Train tracks unleashed a daredevil spirit. How many times could you hop over both sets of tracks with the train approaching?  You couldn't really get run over by a train.  Air horn, huge head lamp, creosote aroma mixed with lingering diesel, as the last car disappeared  just past Orange Grove Avenue, where the track curved sharply. Did the toilets really flush directly onto the tracks? What happened to the penny we put on the rail? The really bad boys placed much larger objects than pennies out there, but they never stopped the train.
View of "Olga" westbound from Gold Line train.
Sound barrier parallels alley.
What exactly was Olga; a telegraph shack, or shed for rail crews?  I never knew for sure -- or maybe I did and forgot. I wish I had taken a photo of it before it was torn down.

Seeing the passengers in the windows of the shiny silver Santa Fe coaches always made me wish I was on the train. The only time I ever traveled that stretch while it was still standard gauge was in the early 1970's. For a brief period there were some private rail excursions around the time Amtrak took over. I don't remember who sponsored them.  I remember one of the trips was called "Spring Time In Tehachapi" I've got some photos of those trips.  All this returned to my memory when I was taking the Gold Line into L.A. the other day.  Anybody out there remember this stuff?

Saturday, August 20, 2011

Hollywood & Vine Street Shots

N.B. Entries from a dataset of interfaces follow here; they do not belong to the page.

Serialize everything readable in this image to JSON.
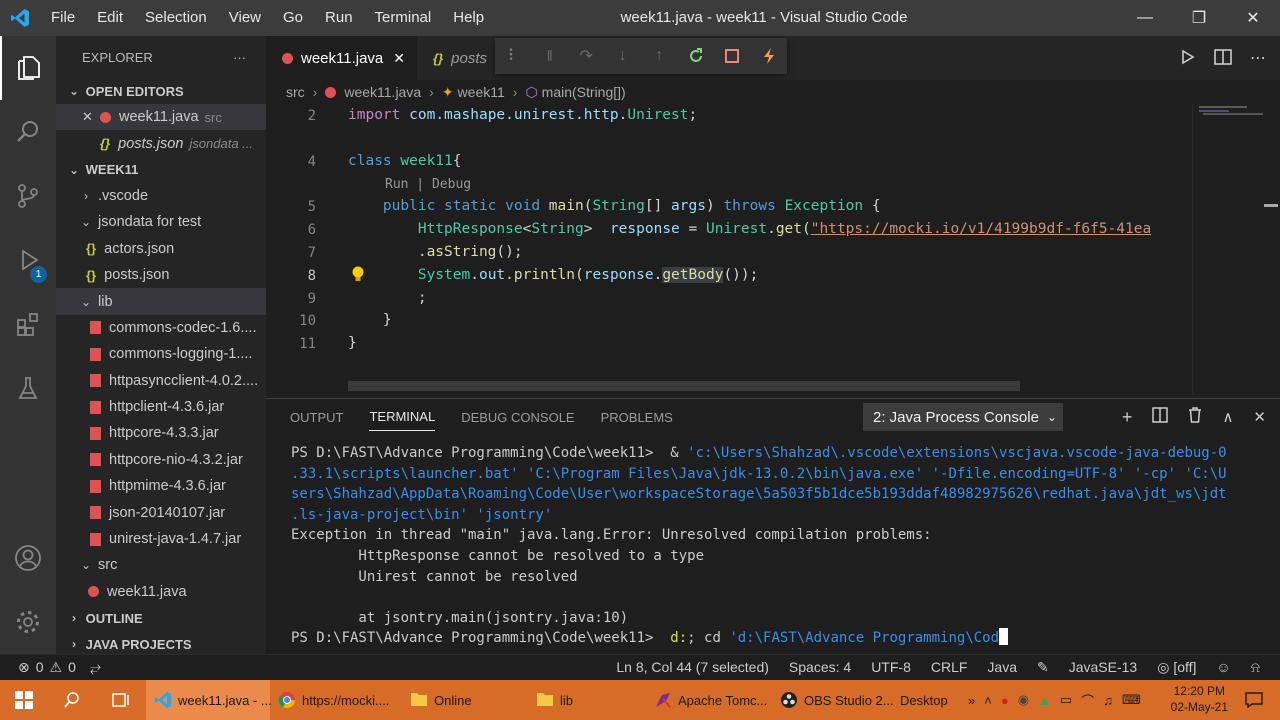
{
  "titlebar": {
    "menu": [
      "File",
      "Edit",
      "Selection",
      "View",
      "Go",
      "Run",
      "Terminal",
      "Help"
    ],
    "title": "week11.java - week11 - Visual Studio Code"
  },
  "activity": {
    "debug_badge": "1"
  },
  "sidebar": {
    "header": "EXPLORER",
    "more": "···",
    "open_editors": {
      "label": "OPEN EDITORS",
      "items": [
        {
          "name": "week11.java",
          "desc": "src"
        },
        {
          "name": "posts.json",
          "desc": "jsondata ..."
        }
      ]
    },
    "project": {
      "label": "WEEK11",
      "items": [
        {
          "name": ".vscode"
        },
        {
          "name": "jsondata for test"
        },
        {
          "name": "actors.json"
        },
        {
          "name": "posts.json"
        },
        {
          "name": "lib"
        },
        {
          "name": "commons-codec-1.6...."
        },
        {
          "name": "commons-logging-1...."
        },
        {
          "name": "httpasyncclient-4.0.2...."
        },
        {
          "name": "httpclient-4.3.6.jar"
        },
        {
          "name": "httpcore-4.3.3.jar"
        },
        {
          "name": "httpcore-nio-4.3.2.jar"
        },
        {
          "name": "httpmime-4.3.6.jar"
        },
        {
          "name": "json-20140107.jar"
        },
        {
          "name": "unirest-java-1.4.7.jar"
        },
        {
          "name": "src"
        },
        {
          "name": "week11.java"
        }
      ]
    },
    "outline": "OUTLINE",
    "java_projects": "JAVA PROJECTS"
  },
  "tabs": [
    {
      "label": "week11.java",
      "close": "✕"
    },
    {
      "label": "posts"
    }
  ],
  "breadcrumb": [
    "src",
    "week11.java",
    "week11",
    "main(String[])"
  ],
  "code": {
    "line_numbers": [
      "2",
      "4",
      "5",
      "6",
      "7",
      "8",
      "9",
      "10",
      "11"
    ],
    "codelens": "Run | Debug",
    "l2": {
      "kw": "import",
      "pkg": "com.mashape.unirest.http.",
      "cls": "Unirest",
      "end": ";"
    },
    "l4": {
      "kw": "class",
      "cls": "week11",
      "end": "{"
    },
    "l5": {
      "mod": "public static void",
      "fn": "main",
      "p1": "(",
      "ty": "String",
      "p2": "[] ",
      "arg": "args",
      "p3": ") ",
      "throws": "throws",
      "ex": "Exception",
      "end": " {"
    },
    "l6": {
      "ty": "HttpResponse",
      "lt": "<",
      "ty2": "String",
      "gt": ">  ",
      "var": "response",
      "eq": " = ",
      "cls": "Unirest",
      "dot": ".",
      "fn": "get",
      "p": "(",
      "url": "\"https://mocki.io/v1/4199b9df-f6f5-41ea"
    },
    "l7": {
      "dot": ".",
      "fn": "asString",
      "end": "();"
    },
    "l8": {
      "cls": "System",
      "dot1": ".",
      "out": "out",
      "dot2": ".",
      "fn": "println",
      "p": "(",
      "var": "response",
      "dot3": ".",
      "sel": "getBody",
      "end": "());"
    },
    "l9": ";",
    "l10": "}",
    "l11": "}"
  },
  "panel": {
    "tabs": [
      "OUTPUT",
      "TERMINAL",
      "DEBUG CONSOLE",
      "PROBLEMS"
    ],
    "console_select": "2: Java Process Console",
    "terminal": {
      "prompt1": "PS D:\\FAST\\Advance Programming\\Code\\week11>  & ",
      "cmd1": "'c:\\Users\\Shahzad\\.vscode\\extensions\\vscjava.vscode-java-debug-0",
      "cmd2": ".33.1\\scripts\\launcher.bat' 'C:\\Program Files\\Java\\jdk-13.0.2\\bin\\java.exe' '-Dfile.encoding=UTF-8' '-cp' 'C:\\U",
      "cmd3": "sers\\Shahzad\\AppData\\Roaming\\Code\\User\\workspaceStorage\\5a503f5b1dce5b193ddaf48982975626\\redhat.java\\jdt_ws\\jdt",
      "cmd4": ".ls-java-project\\bin' 'jsontry'",
      "err1": "Exception in thread \"main\" java.lang.Error: Unresolved compilation problems:",
      "err2": "        HttpResponse cannot be resolved to a type",
      "err3": "        Unirest cannot be resolved",
      "err4": "        at jsontry.main(jsontry.java:10)",
      "prompt2": "PS D:\\FAST\\Advance Programming\\Code\\week11>  ",
      "cmd5a": "d:",
      "cmd5b": "; cd ",
      "cmd5c": "'d:\\FAST\\Advance Programming\\Cod"
    }
  },
  "status": {
    "errors": "0",
    "warnings": "0",
    "position": "Ln 8, Col 44 (7 selected)",
    "spaces": "Spaces: 4",
    "encoding": "UTF-8",
    "eol": "CRLF",
    "language": "Java",
    "jdk": "JavaSE-13",
    "live": "[off]"
  },
  "taskbar": {
    "items": [
      "week11.java - ...",
      "https://mocki....",
      "Online",
      "lib",
      "Apache Tomc...",
      "OBS Studio 2...",
      "Desktop"
    ],
    "time": "12:20 PM",
    "date": "02-May-21"
  },
  "colors": {
    "accent": "#007acc",
    "taskbar": "#d76c28",
    "error_icon": "#e05252"
  }
}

Bat Girls On Hollywood Blvd.
Vine St. Script.
Stretch Limo, Hollywood Blvd.
Our attention reflexively turns to view entrances
and exits from these distended vehicles.

Sunday, August 14, 2011

Mall Of America

Bloomington, Minnesota

Frozen in place #1

A Rage, Garage, Gage

Happy Hamsters

Consumers Descending  

Consumers Ascending

Frozen in place #2.

Modernity

Bettie Page

Chicken Outfit



Mall Of America, Minnesota by Dorian Speechinpiedmont